They are forever now. It’s official. It’s for real. Two basketball lifers, two New Yorkers, two Knicks, two men who owned two different incarnations of Madison Square Garden. Richie Guerin. Bernard King. One from The Bronx. One from Brooklyn.

Both, forever, of Springfield, Mass., now.

“This is the pinnacle,” said King, whose election was revealed officially yesterday, though The Post reported it on Friday. “There’s nothing higher than the Hall of Fame. You don’t go anywhere beyond that.”

Guerin has known since February, since the All-Star Game, when the Veterans Committee selected him, but he was just as moved, just as delighted when the Class of 2013 was officially announced yesterday on the morning of the NCAA National Championship Game.

“It’s a very happy moment for me,” Guerin said. “It means an awful lot to me. It’s something I’ve looked forward to my whole life, basically.
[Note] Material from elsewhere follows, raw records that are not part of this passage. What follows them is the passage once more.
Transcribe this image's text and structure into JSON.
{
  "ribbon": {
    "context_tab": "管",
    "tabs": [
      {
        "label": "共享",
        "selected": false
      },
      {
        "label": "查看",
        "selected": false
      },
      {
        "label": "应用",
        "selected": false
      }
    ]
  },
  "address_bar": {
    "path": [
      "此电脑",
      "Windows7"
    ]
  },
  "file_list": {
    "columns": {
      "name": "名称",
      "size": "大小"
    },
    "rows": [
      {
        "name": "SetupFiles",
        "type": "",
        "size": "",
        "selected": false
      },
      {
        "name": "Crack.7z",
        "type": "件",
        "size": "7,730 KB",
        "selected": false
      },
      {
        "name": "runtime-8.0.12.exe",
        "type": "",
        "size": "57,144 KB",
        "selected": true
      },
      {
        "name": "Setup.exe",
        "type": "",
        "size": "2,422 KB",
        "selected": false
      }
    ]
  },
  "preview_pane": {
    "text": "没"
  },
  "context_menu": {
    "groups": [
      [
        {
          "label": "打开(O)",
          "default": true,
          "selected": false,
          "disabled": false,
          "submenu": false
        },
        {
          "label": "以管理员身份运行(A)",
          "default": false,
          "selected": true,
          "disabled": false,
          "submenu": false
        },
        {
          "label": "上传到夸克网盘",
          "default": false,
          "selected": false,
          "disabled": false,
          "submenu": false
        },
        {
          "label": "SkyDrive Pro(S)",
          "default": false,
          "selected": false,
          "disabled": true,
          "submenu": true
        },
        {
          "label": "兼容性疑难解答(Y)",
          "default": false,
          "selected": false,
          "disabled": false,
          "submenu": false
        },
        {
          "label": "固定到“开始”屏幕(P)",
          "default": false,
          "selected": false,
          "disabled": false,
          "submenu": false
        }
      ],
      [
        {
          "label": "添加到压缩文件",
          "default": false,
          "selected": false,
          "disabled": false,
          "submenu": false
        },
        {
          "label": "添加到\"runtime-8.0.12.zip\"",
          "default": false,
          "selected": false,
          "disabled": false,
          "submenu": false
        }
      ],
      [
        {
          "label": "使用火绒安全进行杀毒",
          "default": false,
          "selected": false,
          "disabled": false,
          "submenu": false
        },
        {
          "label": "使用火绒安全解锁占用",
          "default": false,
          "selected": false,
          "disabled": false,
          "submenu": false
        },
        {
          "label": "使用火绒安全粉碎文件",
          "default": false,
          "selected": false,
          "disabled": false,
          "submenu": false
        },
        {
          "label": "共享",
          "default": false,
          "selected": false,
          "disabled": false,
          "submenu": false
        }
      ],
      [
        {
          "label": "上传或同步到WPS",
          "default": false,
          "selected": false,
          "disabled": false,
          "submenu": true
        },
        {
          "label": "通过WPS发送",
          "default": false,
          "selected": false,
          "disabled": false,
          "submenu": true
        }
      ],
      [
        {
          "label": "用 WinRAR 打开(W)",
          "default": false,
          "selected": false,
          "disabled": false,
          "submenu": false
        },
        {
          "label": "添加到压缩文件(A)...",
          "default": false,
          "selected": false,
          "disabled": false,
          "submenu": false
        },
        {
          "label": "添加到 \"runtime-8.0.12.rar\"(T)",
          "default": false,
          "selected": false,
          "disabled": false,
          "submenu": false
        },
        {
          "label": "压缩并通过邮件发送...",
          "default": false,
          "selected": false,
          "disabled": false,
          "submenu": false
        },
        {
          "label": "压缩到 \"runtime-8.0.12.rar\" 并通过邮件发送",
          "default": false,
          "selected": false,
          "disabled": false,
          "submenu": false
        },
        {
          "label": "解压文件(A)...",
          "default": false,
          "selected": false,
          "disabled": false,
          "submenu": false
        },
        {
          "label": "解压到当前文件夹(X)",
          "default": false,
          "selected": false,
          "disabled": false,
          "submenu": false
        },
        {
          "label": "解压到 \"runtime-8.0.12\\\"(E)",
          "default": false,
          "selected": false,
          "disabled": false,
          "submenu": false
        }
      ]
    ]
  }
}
I didn’t know if this would happen. This is a moment I’ll never forget.”

In their own unique ways King and Guerin share a kinship with Knicks fans and with each other. The Knicks who have enjoyed the most prosperity are the glory bunch of 1969-73, and the near-miss heartbreakers of 1993-2000, and even the Joe Lapchick teams of the early ’50s, the teams that assembled both franchise championships and all eight trips to the NBA Finals.

Guerin and King were different. For almost all of their tenures with the Knicks, they were often the only reason for folks to make the trek to the Garden. For Guerin, his office was the old Garden on 50th Street and Eighth Avenue, the one with the famous marquee out front and the layers of smoke that all but blacked out the upper grandstands.

For King it was the present Garden, on top of Penn Station, a room he would often fill with roars whose ferocity rivaled the trains grumbling underground, and his own famous visage when it morphed into something a generation of Knicks fans knew as Bernard’s Game Face.